Women's Legislative Caucus Shares 2021 Bill Package to Support Women, Children and Families
Honolulu, Hawaiʻi – As part of its ongoing efforts to protect and enhance the lives of women, children and families in Hawaiʻi, the bipartisan Hawaiʻi Women’s Legislative Caucus (WLC) held a virtual panel discussion on Wednesday, January 27 in partnership with the YWCA of Oʻahu to announce their 2021 legislative package of bills and resolutions.
“As a member of the Hawaiʻi Womenʻs Legislative Caucus, I am proud to introduce this package to safeguard the health, safety and professional protections for women and children in Hawaiʻi. Throughout 2020, we have seen the devastating impact of the pandemic within the home with additional stresses placed on women. These bills and resolutions will provide the necessary support not only for their individual success but for that of their families as well,” said Senator Michelle Kidani.
The package includes five bills including measures to prohibit sex offenders from living near their prior victims or a victim's family; increases the categories of women required to be covered for mammogram screenings; remove the six-month residency requirement prior to seeking divorce in family court; expand the definition of abuse of family or household member to include coercive control; and require each state department to establish a telework and alternative work schedule policy.
“I look forward to engaging my colleagues on these measures, especially those to expand protections for victims of domestic violence and sexual abuse. The COVID-19 pandemic and resulting lockdowns put many victims in a tenuous situation. These bills will give victims added protection and resources,” said Representative Linda Ichiyama.
The Women’s Legislative Caucus co-conveners for 2021-2022 are Senators Rosalyn Baker (D-6, South and West Maui) and Michelle Kidani (D-18, Mililani Town, portion of Waipi‘o Gentry, Waikele, Village Park, Royal Kunia) and Representatives Lauren Matsumoto (D-45, Schofield, Mokulē‘ia, Waialua, Kunia, Waipio Acres, and Mililani) and Linda Ichiyama (D-32, Moanalua Valley, Salt Lake, and Āliamanu). New co-conveners are elected every two years.
The House has 16 women Representatives. There are nine women Senators of the 25 members, more than one-third of that body.
The caucus is dedicating its 2021 efforts to former State Representative Cynthia Thielen and her daughter, former State Senator Laura Thielen. Both women left elected office last year and are well known for their contributions to the betterment of women, children and families.
“We are deeply grateful for the many years of service from Rep. Thielen and Sen. Thielen," said Representative Matsumoto. "They represent both the bipartisan spirit and heartfelt passion for improving the lives of women that are the hallmark of the Women’s Legislative Caucus."
The WLC package includes two resolutions.

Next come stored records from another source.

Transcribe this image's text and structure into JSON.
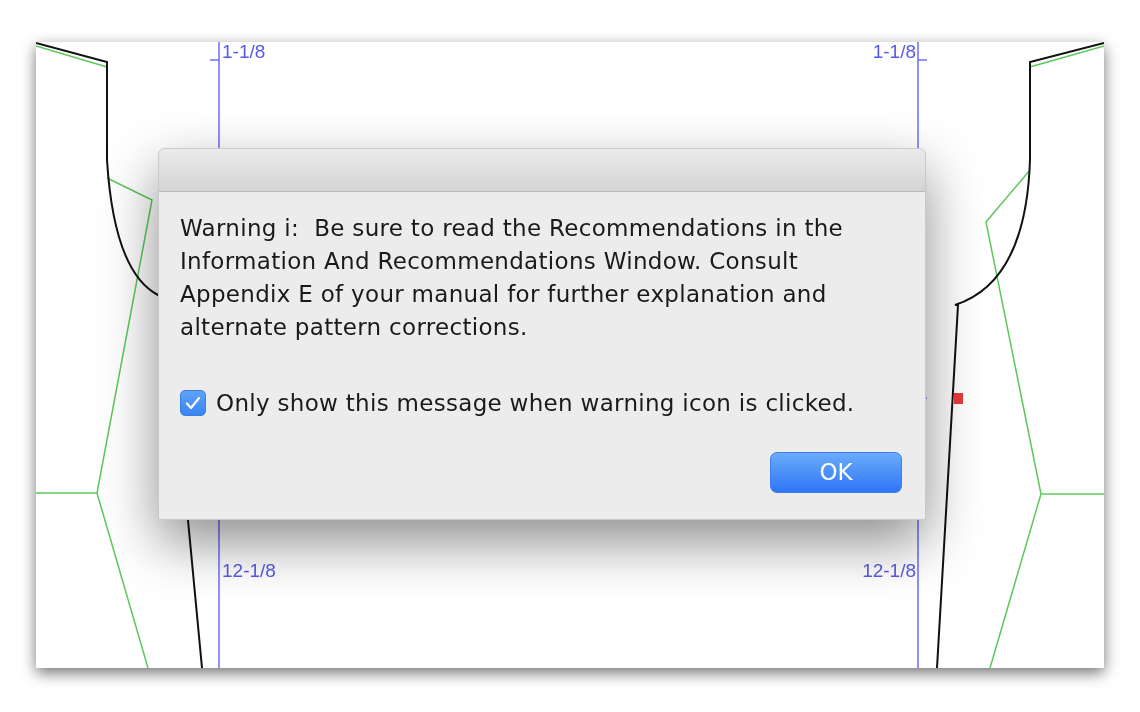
{
  "canvas": {
    "top_labels": [
      "1-1/8",
      "1-1/8"
    ],
    "bottom_labels": [
      "12-1/8",
      "12-1/8"
    ]
  },
  "dialog": {
    "message": "Warning i:  Be sure to read the Recommendations in the Information And Recommendations Window. Consult Appendix E of your manual for further explanation and alternate pattern corrections.",
    "checkbox": {
      "label": "Only show this message when warning icon is clicked.",
      "checked": true
    },
    "buttons": [
      {
        "label": "OK",
        "default": true
      }
    ]
  }
}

The resolutions request the Hawaiʻi State Commission on the Status of Women to convene a task force to study missing and murdered Native Hawaiian women and girls; and to convene a task force to address implementation of Hawaiʻi's State Law Corollary to Title IX in light of recent changes to Federal Title IX Regulations.
The caucus is also supporting four additional bills that are not part of the package, due to a limit on the number of bills that can be introduced by a caucus.
The additional bills supported by the caucus would establish the felony offense of importation, sale, or possession of a childlike sex doll; expand the time period for commencing a civil action for childhood sexual abuse; expands the victim-counselor privilege under Rule 505.5 of the Hawaiʻi Rules of Evidence to include confidential advocates employed by the University of Hawaiʻi System; and authorize a prosecution for sex trafficking to be commenced at any time.
“The Women’s Legislative Caucus has always advocated for issues that are important to women and their families,” said Senator Rosalyn Baker. “This year is no different. We will continue to champion efforts to ensure that their voices are heard here at the Legislature.”